=== Exercise data ===
--- START ---

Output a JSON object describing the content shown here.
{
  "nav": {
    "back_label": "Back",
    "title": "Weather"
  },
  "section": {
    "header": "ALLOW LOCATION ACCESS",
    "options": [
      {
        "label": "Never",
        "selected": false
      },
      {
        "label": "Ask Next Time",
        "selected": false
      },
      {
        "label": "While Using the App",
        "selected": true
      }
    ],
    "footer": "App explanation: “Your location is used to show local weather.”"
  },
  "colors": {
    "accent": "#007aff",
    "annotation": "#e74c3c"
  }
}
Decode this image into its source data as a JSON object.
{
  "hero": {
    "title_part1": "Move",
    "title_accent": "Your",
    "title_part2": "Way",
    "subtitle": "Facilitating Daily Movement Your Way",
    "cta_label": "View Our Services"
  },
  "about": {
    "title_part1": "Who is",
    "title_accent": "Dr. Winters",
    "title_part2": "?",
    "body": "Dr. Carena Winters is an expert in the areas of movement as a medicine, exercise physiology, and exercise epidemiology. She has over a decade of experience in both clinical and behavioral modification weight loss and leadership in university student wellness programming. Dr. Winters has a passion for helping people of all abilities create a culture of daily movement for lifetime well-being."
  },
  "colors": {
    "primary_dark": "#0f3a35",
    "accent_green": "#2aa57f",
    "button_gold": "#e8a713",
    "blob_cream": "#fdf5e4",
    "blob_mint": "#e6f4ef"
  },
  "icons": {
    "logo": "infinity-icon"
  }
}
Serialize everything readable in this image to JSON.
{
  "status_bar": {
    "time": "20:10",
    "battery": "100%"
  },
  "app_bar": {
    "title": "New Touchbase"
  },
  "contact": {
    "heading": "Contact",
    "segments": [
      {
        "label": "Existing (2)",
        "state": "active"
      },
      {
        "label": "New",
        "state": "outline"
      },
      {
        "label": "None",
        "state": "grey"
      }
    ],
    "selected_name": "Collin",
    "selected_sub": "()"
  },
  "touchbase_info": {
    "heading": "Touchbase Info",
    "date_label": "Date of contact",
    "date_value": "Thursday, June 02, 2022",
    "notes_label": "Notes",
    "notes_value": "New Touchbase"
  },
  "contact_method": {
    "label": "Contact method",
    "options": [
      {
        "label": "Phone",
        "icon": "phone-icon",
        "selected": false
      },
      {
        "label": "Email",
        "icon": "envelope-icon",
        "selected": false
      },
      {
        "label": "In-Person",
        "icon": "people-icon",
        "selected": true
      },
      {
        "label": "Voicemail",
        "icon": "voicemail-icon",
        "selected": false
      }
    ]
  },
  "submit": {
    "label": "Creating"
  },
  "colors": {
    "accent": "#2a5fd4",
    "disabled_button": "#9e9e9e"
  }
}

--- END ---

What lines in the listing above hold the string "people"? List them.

=== Completed task ===
    "body": "Dr. Carena Winters is an expert in the areas of movement as a medicine, exercise physiology, and exercise epidemiology. She has over a decade of experience in both clinical and behavioral modification weight loss and leadership in university student wellness programming. Dr. Winters has a passion for helping people of all abilities create a culture of daily movement for lifetime well-being."
        "icon": "people-icon",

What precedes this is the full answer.